- When it comes to wine, France stands alone. No other country can beat it in terms of quality and diversity. And while many of its Region, Bordeaux, Burgundy and Champagne most obviously, produce wine as rare, as sought-after and nearly as expensive as gold, there are just as many obscurities and values to be had from little known appellations throughout the country. To learn everything there is to know about French wine would take a lifetime. To understand and appreciate French wine, one only has to begin tasting them. Click for a list of bestselling items from all of France.

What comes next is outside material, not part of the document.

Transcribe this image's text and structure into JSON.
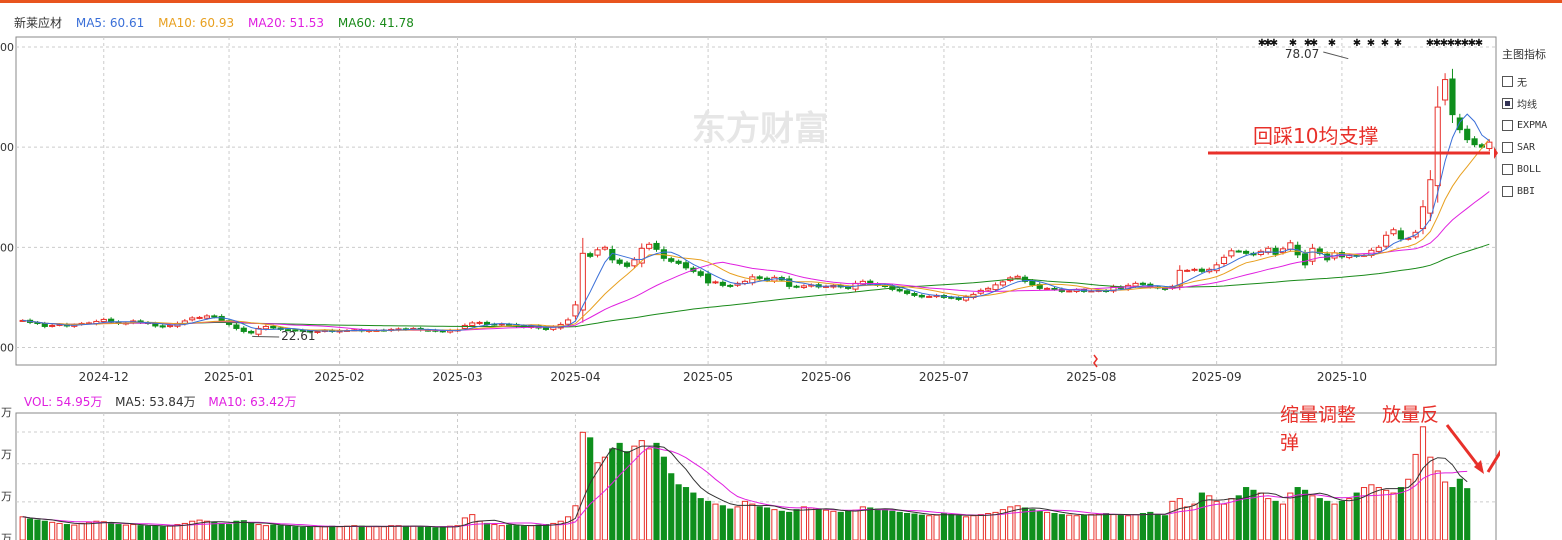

- The region north of the Cote d'Or, famous for its steely dry white wines made from Chardonnay. There are 7 Grands Crus vineyards, and numerous Premier Crus. Unfortunately, the name has been borrowed and badly abused by producers of inferior white wines in the US as well as in Australia. True French Chablis is a delicate, stony, crisp Chardonnay, bearing no resemblance to the anonymous plonk so labeled here.
Alcohol Content (%): 13